▸ **Work instructions**: Output the listing below verbatim, but drop the images.

▸ **Task data**:
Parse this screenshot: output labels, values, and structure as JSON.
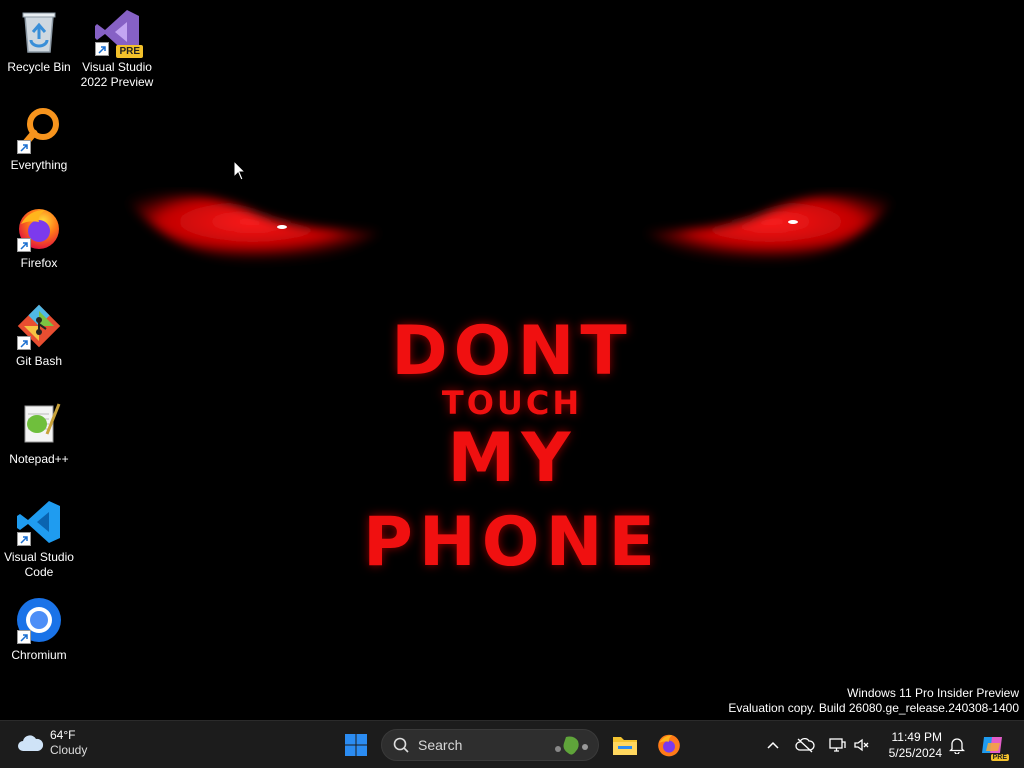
{
  "wallpaper": {
    "line1": "DONT",
    "line2": "TOUCH",
    "line3": "MY",
    "line4": "PHONE",
    "text_color": "#f01010"
  },
  "desktop_icons": [
    {
      "label": "Recycle Bin",
      "icon": "recycle-bin-icon"
    },
    {
      "label": "Visual Studio\n2022 Preview",
      "icon": "visual-studio-icon",
      "badge": "PRE"
    },
    {
      "label": "Everything",
      "icon": "everything-search-icon"
    },
    {
      "label": "Firefox",
      "icon": "firefox-icon"
    },
    {
      "label": "Git Bash",
      "icon": "git-bash-icon"
    },
    {
      "label": "Notepad++",
      "icon": "notepad-plus-plus-icon"
    },
    {
      "label": "Visual Studio\nCode",
      "icon": "vscode-icon"
    },
    {
      "label": "Chromium",
      "icon": "chromium-icon"
    }
  ],
  "watermark": {
    "line1": "Windows 11 Pro Insider Preview",
    "line2": "Evaluation copy. Build 26080.ge_release.240308-1400"
  },
  "taskbar": {
    "weather": {
      "temp": "64°F",
      "condition": "Cloudy",
      "icon": "cloud-icon"
    },
    "search_label": "Search",
    "clock": {
      "time": "11:49 PM",
      "date": "5/25/2024"
    },
    "copilot_badge": "PRE",
    "accent": "#2b8cf2"
  }
}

▸ **Result below**:
Parse this screenshot: output labels, values, and structure as JSON.
{
  "wallpaper": {
    "line1": "DONT",
    "line2": "TOUCH",
    "line3": "MY",
    "line4": "PHONE",
    "text_color": "#f01010"
  },
  "desktop_icons": [
    {
      "label": "Recycle Bin",
      "icon": "recycle-bin-icon"
    },
    {
      "label": "Visual Studio\n2022 Preview",
      "icon": "visual-studio-icon",
      "badge": "PRE"
    },
    {
      "label": "Everything",
      "icon": "everything-search-icon"
    },
    {
      "label": "Firefox",
      "icon": "firefox-icon"
    },
    {
      "label": "Git Bash",
      "icon": "git-bash-icon"
    },
    {
      "label": "Notepad++",
      "icon": "notepad-plus-plus-icon"
    },
    {
      "label": "Visual Studio\nCode",
      "icon": "vscode-icon"
    },
    {
      "label": "Chromium",
      "icon": "chromium-icon"
    }
  ],
  "watermark": {
    "line1": "Windows 11 Pro Insider Preview",
    "line2": "Evaluation copy. Build 26080.ge_release.240308-1400"
  },
  "taskbar": {
    "weather": {
      "temp": "64°F",
      "condition": "Cloudy",
      "icon": "cloud-icon"
    },
    "search_label": "Search",
    "clock": {
      "time": "11:49 PM",
      "date": "5/25/2024"
    },
    "copilot_badge": "PRE",
    "accent": "#2b8cf2"
  }
}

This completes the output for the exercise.